┌─ MATERIAL SUPPLIED

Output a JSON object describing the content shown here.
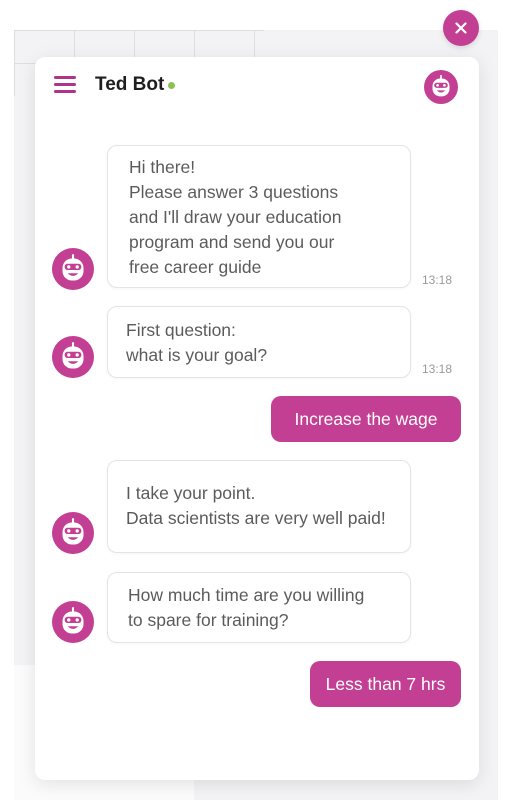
{
  "colors": {
    "accent": "#c23f93",
    "online": "#8cc152",
    "bubble_border": "#e4e4e8",
    "text_muted": "#5b5b5b"
  },
  "header": {
    "bot_name": "Ted Bot",
    "status": "online",
    "menu_icon": "hamburger-menu-icon",
    "avatar_icon": "robot-icon"
  },
  "close_icon": "close-icon",
  "messages": [
    {
      "from": "bot",
      "lines": [
        "Hi there!",
        "Please answer 3 questions",
        "and I'll draw your education",
        "program and send you our",
        "free career guide"
      ],
      "time": "13:18"
    },
    {
      "from": "bot",
      "lines": [
        "First question:",
        "what is your goal?"
      ],
      "time": "13:18"
    },
    {
      "from": "user",
      "text": "Increase the wage"
    },
    {
      "from": "bot",
      "lines": [
        "I take your point.",
        "Data scientists are very well paid!"
      ]
    },
    {
      "from": "bot",
      "lines": [
        "How much time are you willing",
        "to spare for training?"
      ]
    },
    {
      "from": "user",
      "text": "Less than 7 hrs"
    }
  ]
}
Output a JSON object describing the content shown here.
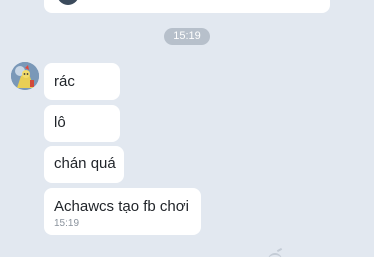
{
  "timestamp_pill": "15:19",
  "messages": [
    {
      "text": "rác"
    },
    {
      "text": "lô"
    },
    {
      "text": "chán quá"
    },
    {
      "text": "Achawcs tạo fb chơi",
      "time": "15:19"
    }
  ],
  "colors": {
    "background": "#e2e8f0",
    "bubble": "#ffffff",
    "time_pill": "#b7c0cb",
    "message_text": "#1f2328",
    "time_text": "#8a939d"
  },
  "icons": {
    "avatar": "avatar-icon"
  }
}
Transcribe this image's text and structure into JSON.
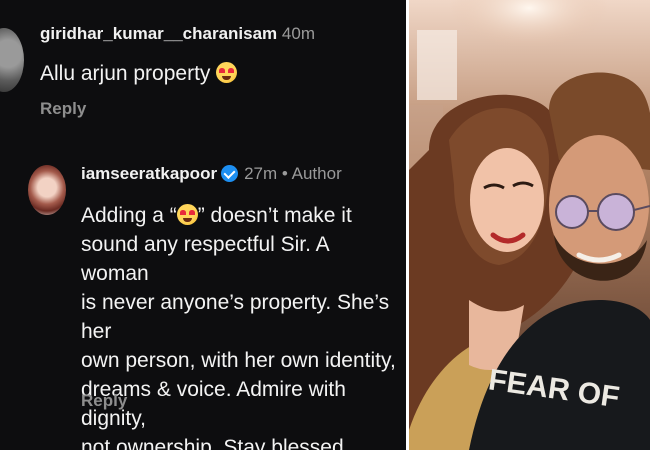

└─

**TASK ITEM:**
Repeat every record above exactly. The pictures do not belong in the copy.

**ANSWER FOR THIS EXERCISE:**
Output a JSON object describing the content shown here.
{
  "colors": {
    "accent": "#c23f93",
    "online": "#8cc152",
    "bubble_border": "#e4e4e8",
    "text_muted": "#5b5b5b"
  },
  "header": {
    "bot_name": "Ted Bot",
    "status": "online",
    "menu_icon": "hamburger-menu-icon",
    "avatar_icon": "robot-icon"
  },
  "close_icon": "close-icon",
  "messages": [
    {
      "from": "bot",
      "lines": [
        "Hi there!",
        "Please answer 3 questions",
        "and I'll draw your education",
        "program and send you our",
        "free career guide"
      ],
      "time": "13:18"
    },
    {
      "from": "bot",
      "lines": [
        "First question:",
        "what is your goal?"
      ],
      "time": "13:18"
    },
    {
      "from": "user",
      "text": "Increase the wage"
    },
    {
      "from": "bot",
      "lines": [
        "I take your point.",
        "Data scientists are very well paid!"
      ]
    },
    {
      "from": "bot",
      "lines": [
        "How much time are you willing",
        "to spare for training?"
      ]
    },
    {
      "from": "user",
      "text": "Less than 7 hrs"
    }
  ]
}
Output a JSON object describing the content shown here.
{
  "timestamp_pill": "15:19",
  "messages": [
    {
      "text": "rác"
    },
    {
      "text": "lô"
    },
    {
      "text": "chán quá"
    },
    {
      "text": "Achawcs tạo fb chơi",
      "time": "15:19"
    }
  ],
  "colors": {
    "background": "#e2e8f0",
    "bubble": "#ffffff",
    "time_pill": "#b7c0cb",
    "message_text": "#1f2328",
    "time_text": "#8a939d"
  },
  "icons": {
    "avatar": "avatar-icon"
  }
}
Transcribe this image's text and structure into JSON.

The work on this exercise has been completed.